However, the Government has indicated that the proceeds from the sale of AEUs and increases to rolling balances would be treated as income with an Australian source, and as part of the assessable income of foreign residents. Australia's right to tax may be subject to international treaties.

Public trading trusts

The White Paper does not explain whether managed investment trusts will be able to trade in AEUs without the public trading trusts provisions applying. The Board of Taxation is considering this issue as part of its review of tax arrangements applying to managed investment trusts, and will provide a report to the Federal Government in mid-2009. The Government will confirm its position once it has received the report.

PAYG

The White Paper does not explain how the PAYG instalment provisions will apply to the sale of AEUs. These details will be available once the exposure draft of the proposed CPRS legislation is released.

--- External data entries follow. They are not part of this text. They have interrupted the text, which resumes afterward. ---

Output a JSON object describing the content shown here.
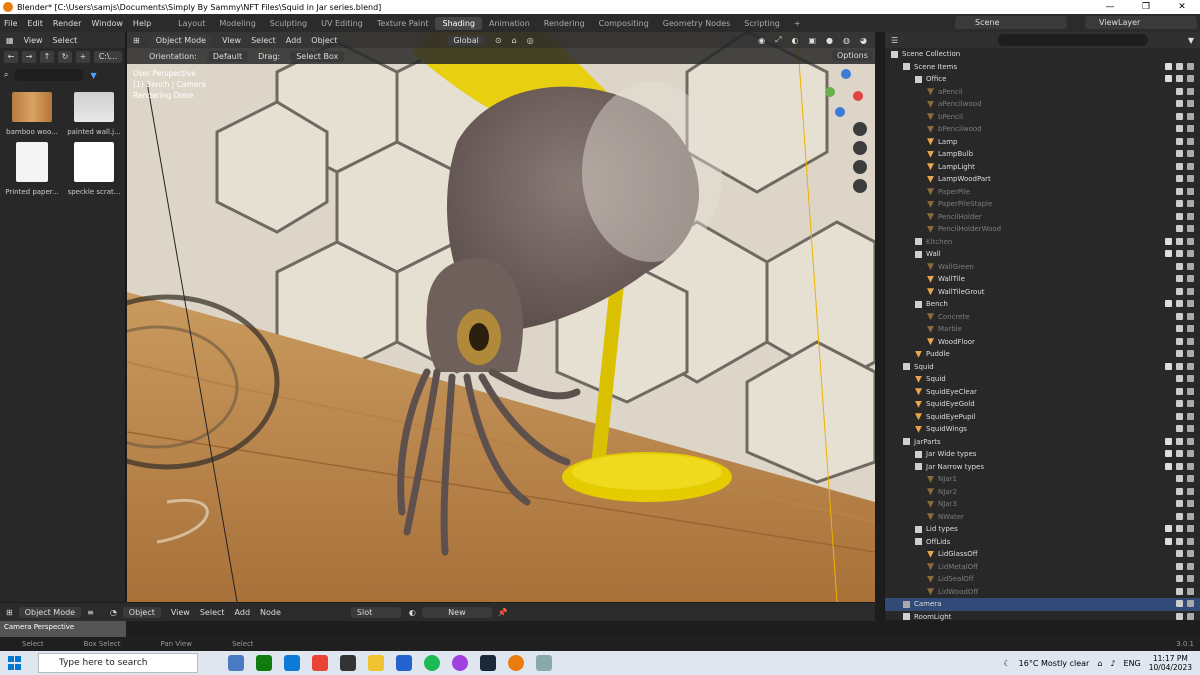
{
  "window": {
    "title": "Blender* [C:\\Users\\samjs\\Documents\\Simply By Sammy\\NFT Files\\Squid in Jar series.blend]",
    "controls": [
      "—",
      "❐",
      "✕"
    ]
  },
  "menu": [
    "File",
    "Edit",
    "Render",
    "Window",
    "Help"
  ],
  "workspaces": [
    "Layout",
    "Modeling",
    "Sculpting",
    "UV Editing",
    "Texture Paint",
    "Shading",
    "Animation",
    "Rendering",
    "Compositing",
    "Geometry Nodes",
    "Scripting",
    "+"
  ],
  "active_workspace": "Shading",
  "scene": "Scene",
  "view_layer": "ViewLayer",
  "file_browser": {
    "menu": [
      "View",
      "Select"
    ],
    "path_label": "C:\\...",
    "items": [
      {
        "label": "bamboo woo...",
        "kind": "bamboo"
      },
      {
        "label": "painted wall.j...",
        "kind": "wall"
      },
      {
        "label": "Printed paper...",
        "kind": "paper"
      },
      {
        "label": "speckle scrat...",
        "kind": "speckle"
      }
    ]
  },
  "viewport": {
    "mode": "Object Mode",
    "menu": [
      "View",
      "Select",
      "Add",
      "Object"
    ],
    "transform": "Global",
    "orientation_label": "Orientation:",
    "orientation_value": "Default",
    "drag_label": "Drag:",
    "drag_value": "Select Box",
    "options": "Options",
    "info_lines": [
      "User Perspective",
      "(1) Bench | Camera",
      "Rendering Done"
    ]
  },
  "outliner": {
    "rows": [
      {
        "label": "Scene Collection",
        "indent": 0,
        "type": "scene",
        "dim": false
      },
      {
        "label": "Scene Items",
        "indent": 1,
        "type": "coll",
        "dim": false
      },
      {
        "label": "Office",
        "indent": 2,
        "type": "coll",
        "dim": false
      },
      {
        "label": "aPencil",
        "indent": 3,
        "type": "obj",
        "dim": true
      },
      {
        "label": "aPencilwood",
        "indent": 3,
        "type": "obj",
        "dim": true
      },
      {
        "label": "bPencil",
        "indent": 3,
        "type": "obj",
        "dim": true
      },
      {
        "label": "bPencilwood",
        "indent": 3,
        "type": "obj",
        "dim": true
      },
      {
        "label": "Lamp",
        "indent": 3,
        "type": "obj",
        "dim": false
      },
      {
        "label": "LampBulb",
        "indent": 3,
        "type": "obj",
        "dim": false
      },
      {
        "label": "LampLight",
        "indent": 3,
        "type": "obj",
        "dim": false
      },
      {
        "label": "LampWoodPart",
        "indent": 3,
        "type": "obj",
        "dim": false
      },
      {
        "label": "PaperPile",
        "indent": 3,
        "type": "obj",
        "dim": true
      },
      {
        "label": "PaperPileStaple",
        "indent": 3,
        "type": "obj",
        "dim": true
      },
      {
        "label": "PencilHolder",
        "indent": 3,
        "type": "obj",
        "dim": true
      },
      {
        "label": "PencilHolderWood",
        "indent": 3,
        "type": "obj",
        "dim": true
      },
      {
        "label": "Kitchen",
        "indent": 2,
        "type": "coll",
        "dim": true
      },
      {
        "label": "Wall",
        "indent": 2,
        "type": "coll",
        "dim": false
      },
      {
        "label": "WallGreen",
        "indent": 3,
        "type": "obj",
        "dim": true
      },
      {
        "label": "WallTile",
        "indent": 3,
        "type": "obj",
        "dim": false
      },
      {
        "label": "WallTileGrout",
        "indent": 3,
        "type": "obj",
        "dim": false
      },
      {
        "label": "Bench",
        "indent": 2,
        "type": "coll",
        "dim": false
      },
      {
        "label": "Concrete",
        "indent": 3,
        "type": "obj",
        "dim": true
      },
      {
        "label": "Marble",
        "indent": 3,
        "type": "obj",
        "dim": true
      },
      {
        "label": "WoodFloor",
        "indent": 3,
        "type": "obj",
        "dim": false
      },
      {
        "label": "Puddle",
        "indent": 2,
        "type": "obj",
        "dim": false
      },
      {
        "label": "Squid",
        "indent": 1,
        "type": "coll",
        "dim": false
      },
      {
        "label": "Squid",
        "indent": 2,
        "type": "obj",
        "dim": false
      },
      {
        "label": "SquidEyeClear",
        "indent": 2,
        "type": "obj",
        "dim": false
      },
      {
        "label": "SquidEyeGold",
        "indent": 2,
        "type": "obj",
        "dim": false
      },
      {
        "label": "SquidEyePupil",
        "indent": 2,
        "type": "obj",
        "dim": false
      },
      {
        "label": "SquidWings",
        "indent": 2,
        "type": "obj",
        "dim": false
      },
      {
        "label": "JarParts",
        "indent": 1,
        "type": "coll",
        "dim": false
      },
      {
        "label": "Jar Wide types",
        "indent": 2,
        "type": "coll",
        "dim": false
      },
      {
        "label": "Jar Narrow types",
        "indent": 2,
        "type": "coll",
        "dim": false
      },
      {
        "label": "NJar1",
        "indent": 3,
        "type": "obj",
        "dim": true
      },
      {
        "label": "NJar2",
        "indent": 3,
        "type": "obj",
        "dim": true
      },
      {
        "label": "NJar3",
        "indent": 3,
        "type": "obj",
        "dim": true
      },
      {
        "label": "NWater",
        "indent": 3,
        "type": "obj",
        "dim": true
      },
      {
        "label": "Lid types",
        "indent": 2,
        "type": "coll",
        "dim": false
      },
      {
        "label": "OffLids",
        "indent": 2,
        "type": "coll",
        "dim": false
      },
      {
        "label": "LidGlassOff",
        "indent": 3,
        "type": "obj",
        "dim": false
      },
      {
        "label": "LidMetalOff",
        "indent": 3,
        "type": "obj",
        "dim": true
      },
      {
        "label": "LidSealOff",
        "indent": 3,
        "type": "obj",
        "dim": true
      },
      {
        "label": "LidWoodOff",
        "indent": 3,
        "type": "obj",
        "dim": true
      },
      {
        "label": "Camera",
        "indent": 1,
        "type": "cam",
        "dim": false,
        "selected": true
      },
      {
        "label": "RoomLight",
        "indent": 1,
        "type": "light",
        "dim": false
      }
    ]
  },
  "bottom": {
    "mode": "Object Mode",
    "node_editor_type": "Object",
    "node_menu": [
      "View",
      "Select",
      "Add",
      "Node"
    ],
    "slot": "Slot",
    "new_button": "New",
    "camera_thumb": "Camera Perspective"
  },
  "status": [
    "Select",
    "Box Select",
    "Pan View",
    "Select"
  ],
  "version": "3.0.1",
  "taskbar": {
    "search_placeholder": "Type here to search",
    "weather": "16°C  Mostly clear",
    "lang": "ENG",
    "time": "11:17 PM",
    "date": "10/04/2023"
  }
}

Petroleum Resource Rent Tax

The White Paper does not set out the Federal Government's position on the interaction between the CPRS and petroleum resource rent tax. These details will be available once the exposure draft of the proposed CPRS legislation is released. The Federal Government is continuing to consult stakeholders about this issue.

GST

In the White Paper, the Federal Government confirms that, to promote certainty, it will amend the GST law to characterise AEUs (and eligible international units) as personal property rights and not real property rights for GST purposes. The Federal Government has also confirmed that the normal GST rules will apply to transactions involving AEUs, including input taxed treatment of supplies of financial derivatives of AEUs.

State taxes

There has been uncertainty about whether, in some states, taxes will be levied on allocations and transfers of AEUs. In the White Paper, the Federal Government states that it has written to the states seeking their agreement not to levy these taxes.

The next step

The Federal Government is proposing to release an exposure draft of the CPRS legislation for public comment in early March 2009 (delayed from late February 2009). If you would like further information in regard to the White Paper proposals that will form the basis of this draft legislation, or any other information, please contact any of the people below.

Footnotes
  1. Alternatively, liable entities may surrender eligible international units. However, for the sake of simplicity, this article refers only to AEUs.

For further information, please contact:

Share or Save for later

What are these?

 

To save this publication on your smartphone or
tablet for off-line reading (eg on a plane flight),
we recommend Pocket.

 

 

You can leave a comment on this publication below. Please note, we are not able to provide specific legal advice in this forum. If you would like advice relating to this topic, please contact one of the authors directly.

Comment Box is loading comments...